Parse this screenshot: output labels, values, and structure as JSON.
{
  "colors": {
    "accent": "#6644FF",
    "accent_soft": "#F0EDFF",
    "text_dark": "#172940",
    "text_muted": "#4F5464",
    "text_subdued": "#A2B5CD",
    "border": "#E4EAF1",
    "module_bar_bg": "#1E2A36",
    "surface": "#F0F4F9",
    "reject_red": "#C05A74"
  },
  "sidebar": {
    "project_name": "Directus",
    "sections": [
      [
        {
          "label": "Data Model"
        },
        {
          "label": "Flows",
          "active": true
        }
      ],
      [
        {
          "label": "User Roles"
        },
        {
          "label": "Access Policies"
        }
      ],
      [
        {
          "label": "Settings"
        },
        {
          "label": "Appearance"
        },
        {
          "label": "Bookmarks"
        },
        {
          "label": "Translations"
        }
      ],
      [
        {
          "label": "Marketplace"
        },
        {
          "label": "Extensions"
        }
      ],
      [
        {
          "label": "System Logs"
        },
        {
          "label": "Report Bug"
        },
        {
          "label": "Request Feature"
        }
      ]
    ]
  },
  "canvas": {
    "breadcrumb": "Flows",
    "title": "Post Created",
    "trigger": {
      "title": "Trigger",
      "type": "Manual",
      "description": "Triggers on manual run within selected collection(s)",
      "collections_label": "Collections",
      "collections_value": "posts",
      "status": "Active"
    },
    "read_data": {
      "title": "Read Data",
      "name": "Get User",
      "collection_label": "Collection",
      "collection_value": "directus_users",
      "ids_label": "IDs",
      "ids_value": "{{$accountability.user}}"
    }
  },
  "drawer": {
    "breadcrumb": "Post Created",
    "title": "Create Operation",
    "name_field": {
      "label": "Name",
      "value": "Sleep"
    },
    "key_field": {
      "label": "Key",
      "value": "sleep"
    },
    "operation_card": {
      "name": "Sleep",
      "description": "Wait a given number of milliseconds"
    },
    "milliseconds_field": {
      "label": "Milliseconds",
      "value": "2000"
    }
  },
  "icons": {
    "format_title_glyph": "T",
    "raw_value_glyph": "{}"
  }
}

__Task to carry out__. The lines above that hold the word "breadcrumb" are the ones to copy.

__Response area__.
    "breadcrumb": "Flows",
    "breadcrumb": "Post Created",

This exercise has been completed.